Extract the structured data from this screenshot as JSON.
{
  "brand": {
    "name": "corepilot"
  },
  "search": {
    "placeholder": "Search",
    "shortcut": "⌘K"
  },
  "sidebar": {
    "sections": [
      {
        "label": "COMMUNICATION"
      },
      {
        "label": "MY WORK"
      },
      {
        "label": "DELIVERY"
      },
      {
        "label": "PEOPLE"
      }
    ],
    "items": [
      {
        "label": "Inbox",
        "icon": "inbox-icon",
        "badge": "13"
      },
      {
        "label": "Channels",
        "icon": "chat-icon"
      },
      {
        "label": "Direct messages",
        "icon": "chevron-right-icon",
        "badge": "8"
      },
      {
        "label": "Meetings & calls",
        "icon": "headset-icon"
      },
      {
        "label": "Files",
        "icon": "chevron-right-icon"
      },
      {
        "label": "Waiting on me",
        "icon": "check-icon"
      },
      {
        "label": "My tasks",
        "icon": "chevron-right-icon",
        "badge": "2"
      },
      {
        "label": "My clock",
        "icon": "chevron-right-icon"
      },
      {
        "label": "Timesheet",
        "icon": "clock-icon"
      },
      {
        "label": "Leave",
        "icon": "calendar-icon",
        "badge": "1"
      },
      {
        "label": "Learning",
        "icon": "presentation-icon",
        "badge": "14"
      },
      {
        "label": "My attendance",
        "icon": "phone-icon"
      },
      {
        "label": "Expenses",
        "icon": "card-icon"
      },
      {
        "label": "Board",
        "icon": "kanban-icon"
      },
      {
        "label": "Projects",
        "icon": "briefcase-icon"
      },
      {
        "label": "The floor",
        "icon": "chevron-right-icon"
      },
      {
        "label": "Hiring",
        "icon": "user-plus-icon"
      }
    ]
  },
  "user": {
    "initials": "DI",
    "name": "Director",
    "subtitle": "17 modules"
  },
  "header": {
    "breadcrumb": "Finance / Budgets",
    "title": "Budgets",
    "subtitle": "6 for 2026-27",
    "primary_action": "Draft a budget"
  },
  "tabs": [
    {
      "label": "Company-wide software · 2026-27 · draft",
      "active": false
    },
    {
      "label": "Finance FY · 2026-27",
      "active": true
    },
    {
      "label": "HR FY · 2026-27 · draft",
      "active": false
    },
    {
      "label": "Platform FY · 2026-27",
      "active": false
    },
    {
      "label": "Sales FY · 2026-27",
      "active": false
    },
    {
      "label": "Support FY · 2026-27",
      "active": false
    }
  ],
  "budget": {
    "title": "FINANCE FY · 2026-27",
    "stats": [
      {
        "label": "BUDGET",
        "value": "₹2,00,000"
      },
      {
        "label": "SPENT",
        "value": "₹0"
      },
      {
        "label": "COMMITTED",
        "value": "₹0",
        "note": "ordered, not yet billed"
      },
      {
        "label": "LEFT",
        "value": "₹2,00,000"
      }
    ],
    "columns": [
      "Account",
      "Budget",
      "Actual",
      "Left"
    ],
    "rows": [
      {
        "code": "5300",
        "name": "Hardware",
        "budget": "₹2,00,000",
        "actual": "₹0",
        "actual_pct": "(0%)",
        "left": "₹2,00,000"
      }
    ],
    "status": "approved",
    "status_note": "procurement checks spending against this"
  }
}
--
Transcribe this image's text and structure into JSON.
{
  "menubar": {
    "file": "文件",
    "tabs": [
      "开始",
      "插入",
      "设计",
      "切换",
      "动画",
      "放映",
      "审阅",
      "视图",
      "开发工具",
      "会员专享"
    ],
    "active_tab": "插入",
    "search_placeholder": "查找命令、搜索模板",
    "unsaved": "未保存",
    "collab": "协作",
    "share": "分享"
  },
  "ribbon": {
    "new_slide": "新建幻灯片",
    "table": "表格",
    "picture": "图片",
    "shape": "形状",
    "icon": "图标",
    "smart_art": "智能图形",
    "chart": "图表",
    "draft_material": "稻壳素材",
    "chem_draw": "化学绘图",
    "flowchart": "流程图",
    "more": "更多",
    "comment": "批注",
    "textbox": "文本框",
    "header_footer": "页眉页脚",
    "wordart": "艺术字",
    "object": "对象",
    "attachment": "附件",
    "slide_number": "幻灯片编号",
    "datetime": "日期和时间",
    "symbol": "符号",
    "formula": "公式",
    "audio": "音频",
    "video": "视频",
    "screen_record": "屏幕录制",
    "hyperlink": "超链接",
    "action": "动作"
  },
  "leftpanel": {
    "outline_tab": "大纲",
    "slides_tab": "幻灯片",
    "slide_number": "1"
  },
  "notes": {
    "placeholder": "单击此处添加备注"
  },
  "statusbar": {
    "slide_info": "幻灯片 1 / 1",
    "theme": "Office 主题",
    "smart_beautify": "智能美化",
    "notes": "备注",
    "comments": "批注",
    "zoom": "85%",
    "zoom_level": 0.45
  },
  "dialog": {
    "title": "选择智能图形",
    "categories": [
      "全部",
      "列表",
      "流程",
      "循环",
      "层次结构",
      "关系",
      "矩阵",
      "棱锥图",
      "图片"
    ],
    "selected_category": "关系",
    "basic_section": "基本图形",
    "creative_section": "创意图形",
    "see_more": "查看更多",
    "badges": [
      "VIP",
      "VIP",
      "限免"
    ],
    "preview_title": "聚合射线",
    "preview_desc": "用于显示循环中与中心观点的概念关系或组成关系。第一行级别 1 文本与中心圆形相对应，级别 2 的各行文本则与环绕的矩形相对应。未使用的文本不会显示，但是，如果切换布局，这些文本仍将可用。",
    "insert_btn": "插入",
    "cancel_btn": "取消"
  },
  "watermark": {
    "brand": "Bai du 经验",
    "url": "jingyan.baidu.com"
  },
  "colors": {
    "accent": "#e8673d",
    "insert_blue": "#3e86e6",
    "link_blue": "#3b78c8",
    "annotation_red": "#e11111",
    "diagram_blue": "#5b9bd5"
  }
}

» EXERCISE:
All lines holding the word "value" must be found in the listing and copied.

» EXERCISE SOLUTION:
        "value": "₹2,00,000"
        "value": "₹0"
        "value": "₹0",
        "value": "₹2,00,000"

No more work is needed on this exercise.